Sometimes we would give anything, even our own lives, to stop the dying of our beloved. Death never makes sense in the moment, even the death of the elderly. The death of a child or of a relatively young adult is especially unbearable. At these times we can be crushed by the feeling that “it should have been me.” Death brings us face to face with our own mortality, and raises deep questions about the meaning of life, our life.
When the anguish of early grief is past, a type of survivor guilt may possess us. We can’t understand why we are still alive while our loved one is gone. Trying to make sense of our life without our beloved is one of the toughest aspects of grief work. Sometimes, without our beloved it is difficult even to find meaning in our own existence. The work we have to do does not come easily or quickly. It takes months, even years, to find our way to affirming our own lives as significant and worthy. We have to live into our new realities and new names: widow, widower, child-less mother/father, orphan.

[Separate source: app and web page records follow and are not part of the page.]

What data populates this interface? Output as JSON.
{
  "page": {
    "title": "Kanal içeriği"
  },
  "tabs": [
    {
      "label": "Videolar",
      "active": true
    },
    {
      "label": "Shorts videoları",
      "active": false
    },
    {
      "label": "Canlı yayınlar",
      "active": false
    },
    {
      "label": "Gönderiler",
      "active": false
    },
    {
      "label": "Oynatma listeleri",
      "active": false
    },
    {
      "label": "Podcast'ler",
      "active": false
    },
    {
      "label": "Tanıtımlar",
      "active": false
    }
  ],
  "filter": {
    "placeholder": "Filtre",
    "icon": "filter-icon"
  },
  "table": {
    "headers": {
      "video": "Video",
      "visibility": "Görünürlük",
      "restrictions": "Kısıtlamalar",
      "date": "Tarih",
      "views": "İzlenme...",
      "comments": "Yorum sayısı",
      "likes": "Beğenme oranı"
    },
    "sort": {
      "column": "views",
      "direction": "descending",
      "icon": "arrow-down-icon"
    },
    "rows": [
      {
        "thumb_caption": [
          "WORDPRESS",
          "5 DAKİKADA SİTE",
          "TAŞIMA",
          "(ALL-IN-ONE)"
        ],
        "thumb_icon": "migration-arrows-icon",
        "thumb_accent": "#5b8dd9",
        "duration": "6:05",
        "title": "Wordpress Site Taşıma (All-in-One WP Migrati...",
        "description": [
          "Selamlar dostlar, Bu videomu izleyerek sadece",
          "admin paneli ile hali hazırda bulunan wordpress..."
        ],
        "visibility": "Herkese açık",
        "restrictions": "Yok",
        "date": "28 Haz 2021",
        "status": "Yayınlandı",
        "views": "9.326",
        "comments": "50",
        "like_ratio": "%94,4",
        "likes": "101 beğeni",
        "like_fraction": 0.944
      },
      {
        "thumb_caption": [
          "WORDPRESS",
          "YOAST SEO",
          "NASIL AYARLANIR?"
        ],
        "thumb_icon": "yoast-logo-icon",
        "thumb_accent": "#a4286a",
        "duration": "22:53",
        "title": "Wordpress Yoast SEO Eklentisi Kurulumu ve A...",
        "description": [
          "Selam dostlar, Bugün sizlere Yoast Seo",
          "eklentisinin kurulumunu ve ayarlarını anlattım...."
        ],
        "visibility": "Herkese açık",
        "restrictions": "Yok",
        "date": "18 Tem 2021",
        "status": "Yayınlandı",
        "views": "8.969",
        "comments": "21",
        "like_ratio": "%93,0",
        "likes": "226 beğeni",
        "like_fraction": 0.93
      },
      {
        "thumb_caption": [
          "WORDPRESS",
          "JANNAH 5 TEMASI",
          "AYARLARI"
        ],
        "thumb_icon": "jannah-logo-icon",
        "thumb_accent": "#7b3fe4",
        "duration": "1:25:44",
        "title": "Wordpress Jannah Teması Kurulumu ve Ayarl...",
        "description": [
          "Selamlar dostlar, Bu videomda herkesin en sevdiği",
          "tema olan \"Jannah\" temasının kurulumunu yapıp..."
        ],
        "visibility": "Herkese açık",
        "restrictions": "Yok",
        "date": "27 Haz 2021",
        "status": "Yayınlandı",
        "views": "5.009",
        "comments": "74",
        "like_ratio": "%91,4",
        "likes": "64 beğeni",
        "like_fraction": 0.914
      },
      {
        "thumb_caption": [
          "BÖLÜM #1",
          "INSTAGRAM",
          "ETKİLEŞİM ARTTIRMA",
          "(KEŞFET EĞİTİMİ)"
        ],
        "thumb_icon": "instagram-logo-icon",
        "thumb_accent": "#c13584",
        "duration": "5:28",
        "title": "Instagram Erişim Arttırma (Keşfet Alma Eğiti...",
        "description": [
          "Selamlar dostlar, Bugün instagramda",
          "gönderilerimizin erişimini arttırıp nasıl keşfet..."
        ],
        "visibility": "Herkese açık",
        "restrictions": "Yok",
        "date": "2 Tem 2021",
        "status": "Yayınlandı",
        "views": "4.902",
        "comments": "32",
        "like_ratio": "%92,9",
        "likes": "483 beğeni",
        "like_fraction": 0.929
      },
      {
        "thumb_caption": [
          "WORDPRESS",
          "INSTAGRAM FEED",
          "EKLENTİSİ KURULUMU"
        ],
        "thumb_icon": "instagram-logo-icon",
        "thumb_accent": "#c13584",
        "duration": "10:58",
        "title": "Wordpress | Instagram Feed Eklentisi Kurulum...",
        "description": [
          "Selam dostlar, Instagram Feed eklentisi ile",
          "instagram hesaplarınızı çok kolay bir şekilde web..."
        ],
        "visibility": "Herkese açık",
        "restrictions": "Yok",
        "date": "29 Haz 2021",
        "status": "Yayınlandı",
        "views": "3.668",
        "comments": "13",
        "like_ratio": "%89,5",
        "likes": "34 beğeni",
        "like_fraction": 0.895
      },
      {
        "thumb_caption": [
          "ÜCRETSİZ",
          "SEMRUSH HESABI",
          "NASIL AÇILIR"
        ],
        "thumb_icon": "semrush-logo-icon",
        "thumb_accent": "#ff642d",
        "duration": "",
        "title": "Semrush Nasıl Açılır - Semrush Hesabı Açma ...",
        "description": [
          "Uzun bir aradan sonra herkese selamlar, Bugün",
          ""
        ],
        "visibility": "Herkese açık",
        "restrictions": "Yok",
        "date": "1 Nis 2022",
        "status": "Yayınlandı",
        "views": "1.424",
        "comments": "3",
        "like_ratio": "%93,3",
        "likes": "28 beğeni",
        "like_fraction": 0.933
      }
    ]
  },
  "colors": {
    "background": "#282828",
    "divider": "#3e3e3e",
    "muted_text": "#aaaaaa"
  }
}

Survivor guilt is especially significant for those who have survived a trauma in which others have died. This is complicated grief, and may result in Post-traumatic Stress Disorder. Those suffering from this type of grief are strongly advised to seek professional help. Please know that you are not alone. There are others who can walk this road with you. If you are unable to seek help on your own, speak to someone who can direct you: your physician, your faith leader, a close friend.